VANCOUVER Minister of State for Community Charter Ted Nebbeling has confirmed that the provincial government and BC municipalities are not planning to seek full input from citizens on proposed changes to how municipalities operate.
Following a meeting in Vancouver today, Nebbeling said that it will be up to individual municipalities to decide whether they want to invite the local public to listen in on community charter discussions, in the coming months. Individuals or groups can submit written briefs only.
Nebbeling has said he will only consider further consultation after legislation is written.
The Liberals have promised democracy and accountability. However, holding meetings behind closed doors, and then telling people they can have a say after the law has been drafted is not a democratic process, said Canadian Union of Public Employees BC president Barry ONeill.
While we support government looking for new ways to deliver services, it is outrageous that there is not broader public consultation on what this means to local communities.
The Liberals promise that this charter will prevent off-loading of provincial funding responsibilities.
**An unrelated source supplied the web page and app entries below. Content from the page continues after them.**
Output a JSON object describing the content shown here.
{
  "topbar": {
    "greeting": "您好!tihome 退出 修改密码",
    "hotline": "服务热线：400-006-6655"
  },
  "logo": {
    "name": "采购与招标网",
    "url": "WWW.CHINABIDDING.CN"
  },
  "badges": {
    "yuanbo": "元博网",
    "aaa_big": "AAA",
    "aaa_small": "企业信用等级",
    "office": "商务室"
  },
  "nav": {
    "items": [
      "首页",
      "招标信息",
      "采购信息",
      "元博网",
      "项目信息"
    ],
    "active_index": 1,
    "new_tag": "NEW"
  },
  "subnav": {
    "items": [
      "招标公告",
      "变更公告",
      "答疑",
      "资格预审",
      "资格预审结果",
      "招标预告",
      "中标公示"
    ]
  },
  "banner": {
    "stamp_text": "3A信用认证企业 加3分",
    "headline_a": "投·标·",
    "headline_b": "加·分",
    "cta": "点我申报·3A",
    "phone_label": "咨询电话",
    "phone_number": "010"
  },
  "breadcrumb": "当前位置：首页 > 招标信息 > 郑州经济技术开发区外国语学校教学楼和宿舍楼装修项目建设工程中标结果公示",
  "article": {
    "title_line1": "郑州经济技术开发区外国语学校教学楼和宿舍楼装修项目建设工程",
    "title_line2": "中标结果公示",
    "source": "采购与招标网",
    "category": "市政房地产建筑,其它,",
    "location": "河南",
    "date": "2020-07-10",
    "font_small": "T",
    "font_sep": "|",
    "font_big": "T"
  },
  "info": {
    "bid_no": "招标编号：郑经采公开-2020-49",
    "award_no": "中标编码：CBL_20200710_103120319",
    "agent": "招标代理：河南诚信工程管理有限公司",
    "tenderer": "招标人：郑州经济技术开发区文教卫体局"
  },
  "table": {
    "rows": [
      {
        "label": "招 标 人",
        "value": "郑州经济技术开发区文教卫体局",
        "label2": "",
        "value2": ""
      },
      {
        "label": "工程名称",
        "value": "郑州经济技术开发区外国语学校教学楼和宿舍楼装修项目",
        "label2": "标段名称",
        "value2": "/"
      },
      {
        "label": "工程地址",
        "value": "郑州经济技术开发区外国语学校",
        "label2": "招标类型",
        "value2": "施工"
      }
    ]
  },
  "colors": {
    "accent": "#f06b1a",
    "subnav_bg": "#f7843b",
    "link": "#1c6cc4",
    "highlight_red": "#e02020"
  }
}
But, at the same time, the provincial government is also promising major cutbacks. It seems clear that the funding burden for important community services such as libraries, museums, and policing will increasingly fall to municipalities, ONeill concluded.
Government ministers will make further presentations this week at the annual Union of BC Municipalities convention in Vancouver. While the public purse pays for municipal representatives to attend the conference, taxpaying citizens must pay a $410 registration fee to find out what our elected officials are planning.
Media, please contact Barry ONeill, President CUPE BC 604-916-8444.